— What to produce —
Whenever "icon" occurs in a line of the material, list that line.

— Information provided —
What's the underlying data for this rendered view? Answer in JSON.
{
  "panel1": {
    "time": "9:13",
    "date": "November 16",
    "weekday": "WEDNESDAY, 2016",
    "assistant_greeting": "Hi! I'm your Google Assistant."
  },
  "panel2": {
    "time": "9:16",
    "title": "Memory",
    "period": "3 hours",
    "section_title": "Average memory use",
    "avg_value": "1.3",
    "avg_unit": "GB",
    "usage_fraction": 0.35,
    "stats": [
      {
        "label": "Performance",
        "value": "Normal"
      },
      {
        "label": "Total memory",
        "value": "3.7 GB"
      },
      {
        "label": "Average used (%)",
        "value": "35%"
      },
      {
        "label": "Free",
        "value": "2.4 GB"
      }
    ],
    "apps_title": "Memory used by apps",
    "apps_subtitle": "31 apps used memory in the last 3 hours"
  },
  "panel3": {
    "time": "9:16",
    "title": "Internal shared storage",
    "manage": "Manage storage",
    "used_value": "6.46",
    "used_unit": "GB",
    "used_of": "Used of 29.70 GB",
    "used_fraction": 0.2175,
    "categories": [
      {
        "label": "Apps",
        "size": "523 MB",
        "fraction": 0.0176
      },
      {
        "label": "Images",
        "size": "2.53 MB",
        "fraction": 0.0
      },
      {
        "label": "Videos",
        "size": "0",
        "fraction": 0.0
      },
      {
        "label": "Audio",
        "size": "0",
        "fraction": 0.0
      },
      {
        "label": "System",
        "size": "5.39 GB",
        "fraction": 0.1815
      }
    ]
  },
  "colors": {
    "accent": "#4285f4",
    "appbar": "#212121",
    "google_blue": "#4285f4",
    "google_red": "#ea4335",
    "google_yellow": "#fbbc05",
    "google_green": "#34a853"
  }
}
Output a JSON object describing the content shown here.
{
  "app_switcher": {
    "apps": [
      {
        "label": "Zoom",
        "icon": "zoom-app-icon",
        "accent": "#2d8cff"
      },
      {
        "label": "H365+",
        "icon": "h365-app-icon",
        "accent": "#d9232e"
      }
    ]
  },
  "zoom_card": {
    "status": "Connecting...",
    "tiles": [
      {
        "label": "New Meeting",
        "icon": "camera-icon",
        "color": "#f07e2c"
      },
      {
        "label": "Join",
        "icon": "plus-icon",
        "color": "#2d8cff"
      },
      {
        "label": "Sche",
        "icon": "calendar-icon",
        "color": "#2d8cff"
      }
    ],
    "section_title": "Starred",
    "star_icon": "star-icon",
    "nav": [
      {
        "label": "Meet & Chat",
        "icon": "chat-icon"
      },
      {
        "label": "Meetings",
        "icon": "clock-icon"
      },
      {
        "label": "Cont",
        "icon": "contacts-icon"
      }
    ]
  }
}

— Response below —
        "icon": "zoom-app-icon",
        "icon": "h365-app-icon",
        "icon": "camera-icon",
        "icon": "plus-icon",
        "icon": "calendar-icon",
    "star_icon": "star-icon",
        "icon": "chat-icon"
        "icon": "clock-icon"
        "icon": "contacts-icon"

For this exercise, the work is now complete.